Roy Williams on UNC's 80-69 victory against Northwestern
It wasn’t the emphatic, start-to-finish statement that North Carolina might have hoped to have made following a stunning loss on Saturday, but the Tar Heels’ 80-69 victory against Northwestern on Monday night provided UNC with what it needed.
A victory, most of all, after a 71-67 loss at Northern Iowa on Saturday. But also challenges and some adversity, some difficult stretches that will likely have coach Roy Williams demanding more urgency and focus – along with positives to build on, too.
Overall, UNC on Monday night during its first game of the Hall of Fame Classic looked very much like what it is: a team finding its way without its best player and one still with a long way to travel before fulfilling its potential.
Which can be a good thing, given that March is still more than three months away. In stretches, the Tar Heels provided glimpses of what kind of team they could become by then, when the games are far more important than now.

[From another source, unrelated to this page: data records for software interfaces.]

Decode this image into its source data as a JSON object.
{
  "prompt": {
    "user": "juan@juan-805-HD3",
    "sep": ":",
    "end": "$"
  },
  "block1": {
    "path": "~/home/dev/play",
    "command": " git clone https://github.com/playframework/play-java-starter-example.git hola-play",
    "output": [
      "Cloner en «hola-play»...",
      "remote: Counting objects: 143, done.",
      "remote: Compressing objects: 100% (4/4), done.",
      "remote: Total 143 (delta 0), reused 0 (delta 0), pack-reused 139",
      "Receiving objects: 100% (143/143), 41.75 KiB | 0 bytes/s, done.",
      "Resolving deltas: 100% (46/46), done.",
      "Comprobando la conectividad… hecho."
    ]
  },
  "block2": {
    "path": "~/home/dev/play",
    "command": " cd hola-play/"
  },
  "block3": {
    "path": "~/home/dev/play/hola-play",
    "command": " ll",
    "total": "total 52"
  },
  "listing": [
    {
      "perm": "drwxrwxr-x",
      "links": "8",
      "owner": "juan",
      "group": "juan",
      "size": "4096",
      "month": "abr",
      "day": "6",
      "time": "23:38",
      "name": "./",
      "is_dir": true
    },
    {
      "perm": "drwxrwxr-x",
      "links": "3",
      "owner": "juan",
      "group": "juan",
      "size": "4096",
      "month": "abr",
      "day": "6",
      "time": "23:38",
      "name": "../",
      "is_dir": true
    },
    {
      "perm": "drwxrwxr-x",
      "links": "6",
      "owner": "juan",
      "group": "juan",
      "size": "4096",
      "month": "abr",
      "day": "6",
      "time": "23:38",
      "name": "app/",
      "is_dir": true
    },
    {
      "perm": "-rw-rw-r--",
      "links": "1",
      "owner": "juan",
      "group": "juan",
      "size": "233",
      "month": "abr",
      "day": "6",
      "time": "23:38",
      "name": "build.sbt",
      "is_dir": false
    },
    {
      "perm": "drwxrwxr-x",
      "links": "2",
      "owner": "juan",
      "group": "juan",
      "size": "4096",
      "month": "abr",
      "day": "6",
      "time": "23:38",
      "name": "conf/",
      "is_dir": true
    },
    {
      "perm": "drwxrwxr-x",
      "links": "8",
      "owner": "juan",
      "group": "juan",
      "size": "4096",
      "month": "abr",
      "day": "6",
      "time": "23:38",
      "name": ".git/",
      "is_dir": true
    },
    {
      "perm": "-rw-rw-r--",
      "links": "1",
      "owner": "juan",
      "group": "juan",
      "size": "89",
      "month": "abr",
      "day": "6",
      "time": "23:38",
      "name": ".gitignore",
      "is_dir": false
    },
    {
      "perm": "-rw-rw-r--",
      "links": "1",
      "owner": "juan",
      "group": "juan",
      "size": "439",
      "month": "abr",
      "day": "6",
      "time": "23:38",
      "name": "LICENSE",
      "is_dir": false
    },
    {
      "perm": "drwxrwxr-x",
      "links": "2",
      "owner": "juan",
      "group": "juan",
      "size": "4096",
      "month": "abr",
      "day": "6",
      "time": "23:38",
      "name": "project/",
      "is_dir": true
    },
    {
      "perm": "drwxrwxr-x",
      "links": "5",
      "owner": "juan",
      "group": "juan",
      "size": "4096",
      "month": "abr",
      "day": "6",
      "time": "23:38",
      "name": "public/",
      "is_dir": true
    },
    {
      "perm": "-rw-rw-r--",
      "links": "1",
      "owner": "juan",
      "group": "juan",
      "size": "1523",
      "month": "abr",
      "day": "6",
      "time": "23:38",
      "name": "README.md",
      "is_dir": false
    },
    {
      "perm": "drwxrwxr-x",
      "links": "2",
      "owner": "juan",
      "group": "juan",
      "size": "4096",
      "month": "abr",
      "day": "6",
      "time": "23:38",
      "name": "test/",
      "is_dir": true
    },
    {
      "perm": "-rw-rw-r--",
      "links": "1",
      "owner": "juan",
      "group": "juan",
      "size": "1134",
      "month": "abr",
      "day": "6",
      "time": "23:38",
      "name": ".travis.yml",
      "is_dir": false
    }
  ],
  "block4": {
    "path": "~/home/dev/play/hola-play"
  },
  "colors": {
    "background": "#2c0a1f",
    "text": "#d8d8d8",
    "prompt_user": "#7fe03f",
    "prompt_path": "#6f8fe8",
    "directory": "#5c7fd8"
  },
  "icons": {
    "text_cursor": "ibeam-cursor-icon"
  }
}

Like when UNC closed the first half on a 14-1 run that gave it 43-36 lead at halftime. Or when, after Northwestern cut its deficit to two points less than three minutes into the half, the Tar Heels responded with a 12-2 run – capped by a Joel Berry 3-pointer that prompted a timeout – that gave them a 60-48 lead with about 13 minutes to play.
Eventually the Tar Heels’ lead grew as large as 20 points with about 8 1/2 minutes to play. Northwestern cut it down to 11 with less than four minutes left but came no closer.
Given what happened a couple days earlier at Northern Iowa, the Tar Heels might have hoped for a more thorough performance against Northwestern, a team that is attempting to establish momentum in coach Chris Collins’ third season. Yet this was an uneven performance.
The Tar Heels started well enough on Monday night and led by 10 points less than six minutes into the game. But then Northwestern began a 27-11 lead during the next 10 minutes, and after that stretch the Tar Heels found themselves trailing, 35-29.
Which then led to UNC’s inspired, energetic run to close the half – a run that reflected the Tar Heels’ balance: a Theo Pinson 3-pointer on one possession, followed by a Brice Johnson tip-in on the next, followed by a layup from Justin Jackson, the sophomore forward who led UNC with 21 points.
One of the bright spots for UNC came in the moments before the game. Marcus Paige, the senior guard who is still recovering from a broken bone in his right hand, went through warm-ups. He made his way through the lay-up line, and shot jumpers – an indication that is recovery is progressing.
Without Paige, the ACC’s preseason co-player of the year, the offense hasn’t been as fluid. The Tar Heels have missed his steadying presence, and some players have been challenged to adapt to his absence.
Johnson, the senior forward who scored 10 points on Monday night, said recently that hasn’t felt in sync without Paige on the floor. In the backcourt, Joel Berry, who has been starting in place of Paige, has gained important on-the-job training but at times it has come with a cost.
That was evident, again, on Monday night. The Tar Heels won in fashion similar to their victories against Wofford and Fairfield. Which is to say the outcome was never in doubt – at least not in the second half – though it took a while for the Tar Heels to pull away.
In addition to Jackson and Johnson, Berry (12 points), Kennedy Meeks (12), Theo Pinson (10) and Isaiah Hicks (10) also scored in double figures for the Tar Heels, who shot 44 percent from the field and made 7 of their 24 3-point attempts against the Wildcats’ zone defense.
With the victory on Monday night UNC advanced to the Hall of Fame Classic’s championship game, where it will play against Kansas State – a 66-42 winner against Missouri – on Tuesday night. It will be another chance for the Tar Heels to do what they attempted to do on Monday: put together a complete game that more reflects their potential.